YOUR TASK » This exercise asks for every line of the material that contains the word "selected".

EXERCISE INPUTS »

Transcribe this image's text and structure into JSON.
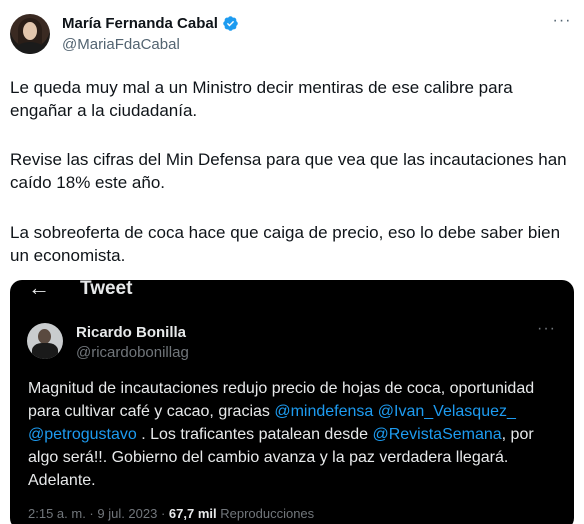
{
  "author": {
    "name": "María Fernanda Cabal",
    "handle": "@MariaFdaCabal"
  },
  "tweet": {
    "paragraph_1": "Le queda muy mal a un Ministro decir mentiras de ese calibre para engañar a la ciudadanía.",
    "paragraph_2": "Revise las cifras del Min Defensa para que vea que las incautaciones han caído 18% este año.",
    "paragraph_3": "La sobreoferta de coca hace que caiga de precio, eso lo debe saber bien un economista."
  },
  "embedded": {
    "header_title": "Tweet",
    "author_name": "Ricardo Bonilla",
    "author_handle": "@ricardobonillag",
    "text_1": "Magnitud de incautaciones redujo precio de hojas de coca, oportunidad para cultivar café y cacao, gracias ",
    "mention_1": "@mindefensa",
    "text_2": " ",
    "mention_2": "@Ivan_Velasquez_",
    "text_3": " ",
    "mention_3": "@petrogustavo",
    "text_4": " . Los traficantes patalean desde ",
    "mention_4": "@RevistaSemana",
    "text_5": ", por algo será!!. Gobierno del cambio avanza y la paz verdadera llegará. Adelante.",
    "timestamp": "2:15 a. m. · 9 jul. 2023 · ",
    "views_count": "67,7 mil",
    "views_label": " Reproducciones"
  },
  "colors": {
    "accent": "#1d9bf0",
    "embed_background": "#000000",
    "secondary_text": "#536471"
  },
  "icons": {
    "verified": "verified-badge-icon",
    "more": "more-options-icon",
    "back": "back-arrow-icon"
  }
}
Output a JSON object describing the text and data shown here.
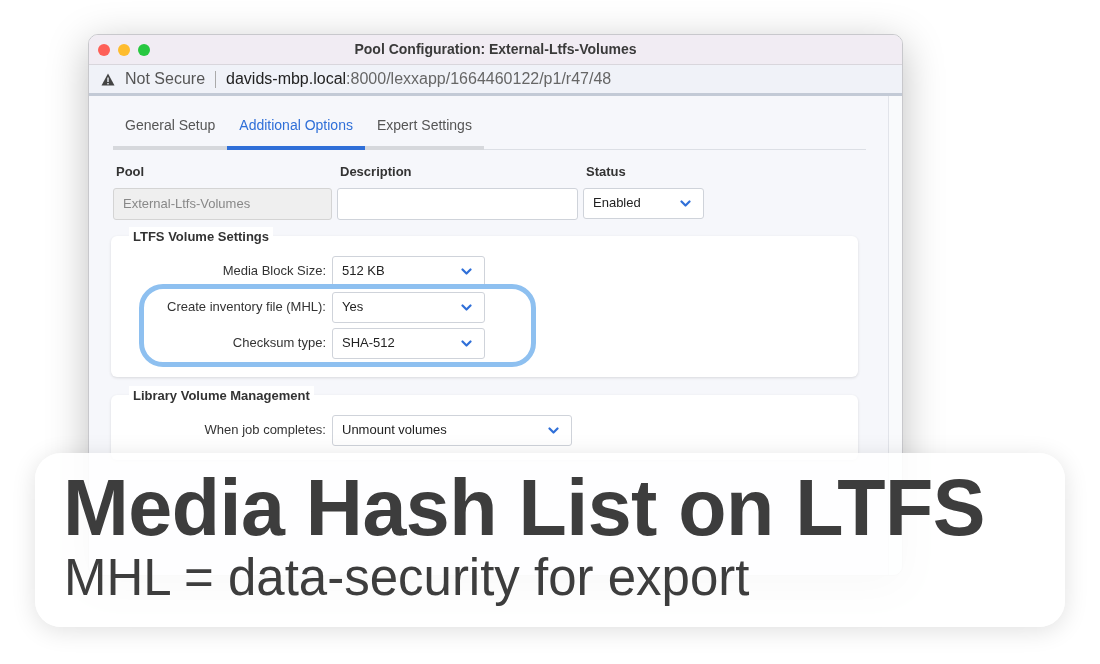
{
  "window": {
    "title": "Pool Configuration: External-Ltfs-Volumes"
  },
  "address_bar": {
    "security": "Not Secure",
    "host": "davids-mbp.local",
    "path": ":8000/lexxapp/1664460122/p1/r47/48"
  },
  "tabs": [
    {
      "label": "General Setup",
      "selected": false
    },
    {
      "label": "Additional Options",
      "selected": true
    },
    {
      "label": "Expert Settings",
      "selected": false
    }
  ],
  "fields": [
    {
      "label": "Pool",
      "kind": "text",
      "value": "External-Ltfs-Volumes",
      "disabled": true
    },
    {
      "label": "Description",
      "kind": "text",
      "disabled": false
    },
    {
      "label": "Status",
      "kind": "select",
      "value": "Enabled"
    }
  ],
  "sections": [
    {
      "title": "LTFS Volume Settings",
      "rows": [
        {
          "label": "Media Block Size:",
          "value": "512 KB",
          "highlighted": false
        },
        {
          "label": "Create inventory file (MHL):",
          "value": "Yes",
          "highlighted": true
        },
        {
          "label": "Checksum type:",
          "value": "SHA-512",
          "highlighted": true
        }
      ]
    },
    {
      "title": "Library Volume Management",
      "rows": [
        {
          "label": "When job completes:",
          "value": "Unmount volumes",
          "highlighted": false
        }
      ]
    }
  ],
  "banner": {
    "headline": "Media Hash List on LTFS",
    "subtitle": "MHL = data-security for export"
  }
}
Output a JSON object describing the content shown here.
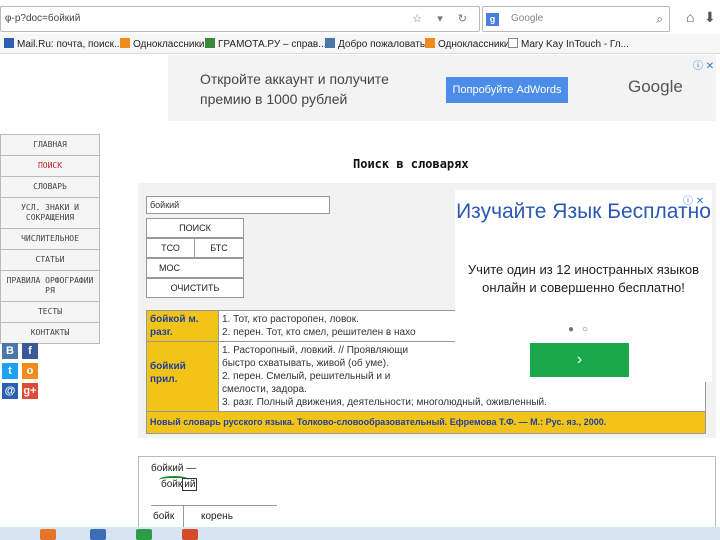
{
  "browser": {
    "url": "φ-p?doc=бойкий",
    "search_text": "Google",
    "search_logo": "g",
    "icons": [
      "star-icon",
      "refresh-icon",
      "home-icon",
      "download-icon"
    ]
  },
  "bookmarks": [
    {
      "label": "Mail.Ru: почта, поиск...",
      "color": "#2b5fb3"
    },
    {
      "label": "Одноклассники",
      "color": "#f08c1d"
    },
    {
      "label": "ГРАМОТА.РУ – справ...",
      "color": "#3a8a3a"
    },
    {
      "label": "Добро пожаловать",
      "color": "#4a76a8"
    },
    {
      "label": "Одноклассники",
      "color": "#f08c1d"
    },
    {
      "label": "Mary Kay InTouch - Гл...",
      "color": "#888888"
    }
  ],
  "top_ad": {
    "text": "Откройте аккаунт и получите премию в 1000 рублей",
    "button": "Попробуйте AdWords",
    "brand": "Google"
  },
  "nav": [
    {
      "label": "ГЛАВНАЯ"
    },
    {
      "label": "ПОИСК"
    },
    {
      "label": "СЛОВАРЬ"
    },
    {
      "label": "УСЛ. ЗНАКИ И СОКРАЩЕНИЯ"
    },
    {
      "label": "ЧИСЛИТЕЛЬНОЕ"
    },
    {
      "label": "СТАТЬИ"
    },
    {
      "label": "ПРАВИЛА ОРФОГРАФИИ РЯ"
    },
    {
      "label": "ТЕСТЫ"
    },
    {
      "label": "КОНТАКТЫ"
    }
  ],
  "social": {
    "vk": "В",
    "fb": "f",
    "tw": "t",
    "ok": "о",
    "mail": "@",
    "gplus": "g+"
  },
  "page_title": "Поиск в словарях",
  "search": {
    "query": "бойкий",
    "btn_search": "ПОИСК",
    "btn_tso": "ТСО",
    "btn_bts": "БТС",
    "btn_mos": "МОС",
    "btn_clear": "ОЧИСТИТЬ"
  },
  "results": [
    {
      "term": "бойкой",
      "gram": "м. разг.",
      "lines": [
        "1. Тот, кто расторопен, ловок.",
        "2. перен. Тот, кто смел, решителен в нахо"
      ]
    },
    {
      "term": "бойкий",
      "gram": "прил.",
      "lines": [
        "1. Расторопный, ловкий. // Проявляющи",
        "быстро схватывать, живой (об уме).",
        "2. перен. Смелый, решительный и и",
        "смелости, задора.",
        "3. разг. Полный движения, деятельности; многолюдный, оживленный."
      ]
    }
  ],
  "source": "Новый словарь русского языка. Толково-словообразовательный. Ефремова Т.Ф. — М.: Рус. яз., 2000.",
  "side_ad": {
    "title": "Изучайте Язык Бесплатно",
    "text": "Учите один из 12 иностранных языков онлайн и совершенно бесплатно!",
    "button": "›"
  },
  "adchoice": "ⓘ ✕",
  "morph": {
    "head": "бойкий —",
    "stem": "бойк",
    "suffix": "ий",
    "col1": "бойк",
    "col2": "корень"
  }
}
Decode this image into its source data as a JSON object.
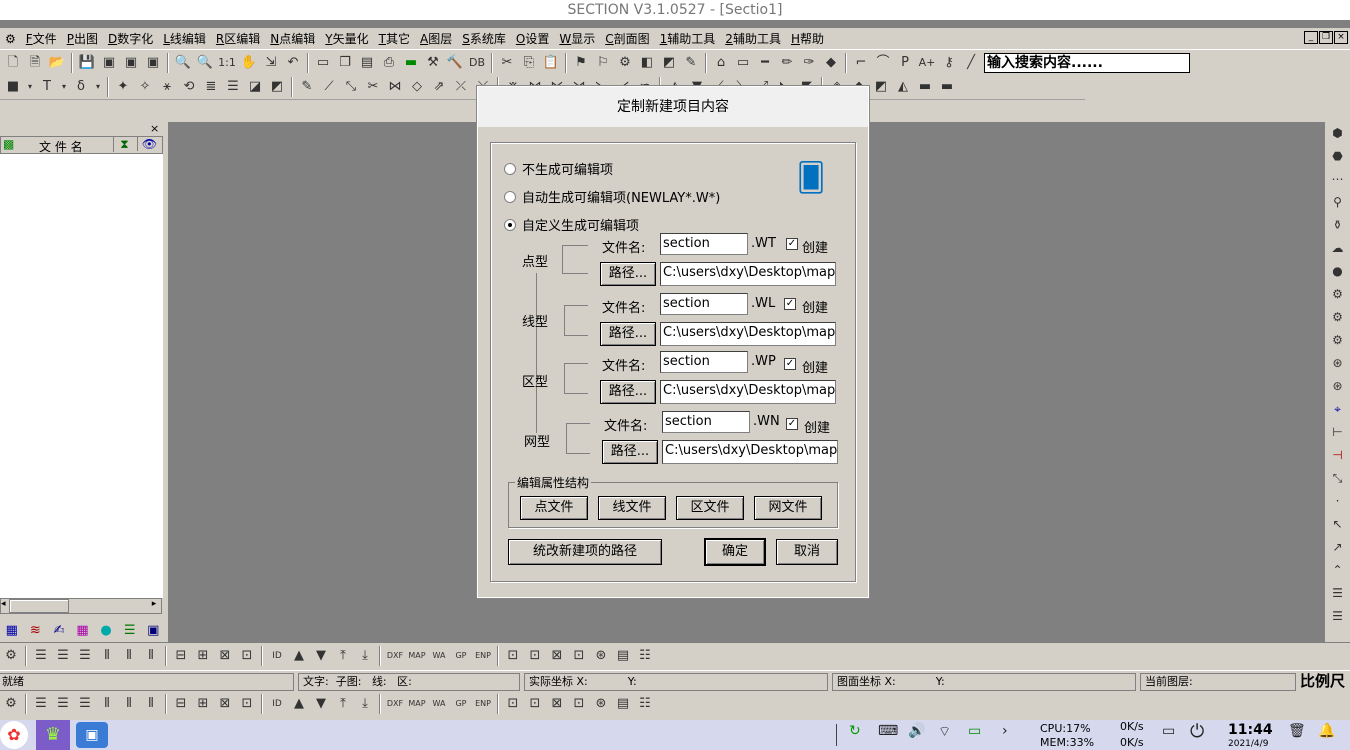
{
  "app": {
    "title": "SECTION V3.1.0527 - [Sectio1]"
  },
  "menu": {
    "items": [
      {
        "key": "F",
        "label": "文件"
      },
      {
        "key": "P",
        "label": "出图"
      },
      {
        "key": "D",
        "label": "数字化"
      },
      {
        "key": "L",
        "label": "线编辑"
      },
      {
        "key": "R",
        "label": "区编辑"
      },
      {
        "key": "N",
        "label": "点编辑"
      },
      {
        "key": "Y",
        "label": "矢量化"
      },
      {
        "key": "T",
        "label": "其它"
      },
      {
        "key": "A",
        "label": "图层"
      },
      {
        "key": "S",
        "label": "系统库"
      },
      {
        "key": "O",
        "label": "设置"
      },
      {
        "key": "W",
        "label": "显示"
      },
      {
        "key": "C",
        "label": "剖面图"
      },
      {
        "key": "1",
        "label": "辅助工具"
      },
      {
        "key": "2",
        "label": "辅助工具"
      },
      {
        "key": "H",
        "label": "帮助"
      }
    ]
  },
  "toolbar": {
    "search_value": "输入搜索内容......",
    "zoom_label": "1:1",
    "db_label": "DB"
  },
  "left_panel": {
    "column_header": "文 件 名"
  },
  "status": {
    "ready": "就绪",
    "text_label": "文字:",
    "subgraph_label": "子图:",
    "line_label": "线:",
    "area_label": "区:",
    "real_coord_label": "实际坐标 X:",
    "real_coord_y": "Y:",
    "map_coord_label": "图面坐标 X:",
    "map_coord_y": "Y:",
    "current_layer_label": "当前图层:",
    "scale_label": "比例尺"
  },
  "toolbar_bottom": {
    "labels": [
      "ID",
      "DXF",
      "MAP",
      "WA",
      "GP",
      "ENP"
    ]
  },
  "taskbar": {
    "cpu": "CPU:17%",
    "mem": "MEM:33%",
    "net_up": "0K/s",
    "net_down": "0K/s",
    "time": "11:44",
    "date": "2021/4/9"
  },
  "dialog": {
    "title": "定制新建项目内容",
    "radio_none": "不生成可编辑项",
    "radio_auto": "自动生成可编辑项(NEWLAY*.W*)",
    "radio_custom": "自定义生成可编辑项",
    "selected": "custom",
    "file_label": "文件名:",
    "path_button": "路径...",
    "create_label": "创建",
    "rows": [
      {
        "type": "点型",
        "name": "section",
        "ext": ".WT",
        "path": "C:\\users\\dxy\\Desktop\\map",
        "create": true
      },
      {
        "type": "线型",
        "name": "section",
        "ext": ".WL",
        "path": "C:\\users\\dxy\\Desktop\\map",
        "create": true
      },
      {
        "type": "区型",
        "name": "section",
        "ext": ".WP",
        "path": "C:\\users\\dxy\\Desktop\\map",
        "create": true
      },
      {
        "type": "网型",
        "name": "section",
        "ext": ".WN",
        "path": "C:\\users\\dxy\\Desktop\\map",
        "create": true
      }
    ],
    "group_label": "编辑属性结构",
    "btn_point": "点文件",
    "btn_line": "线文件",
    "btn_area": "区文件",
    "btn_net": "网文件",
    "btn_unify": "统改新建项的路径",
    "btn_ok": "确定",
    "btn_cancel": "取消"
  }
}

OUTPUT »
      "selected": false
      "selected": true
      "selected": false
    "selected": "custom",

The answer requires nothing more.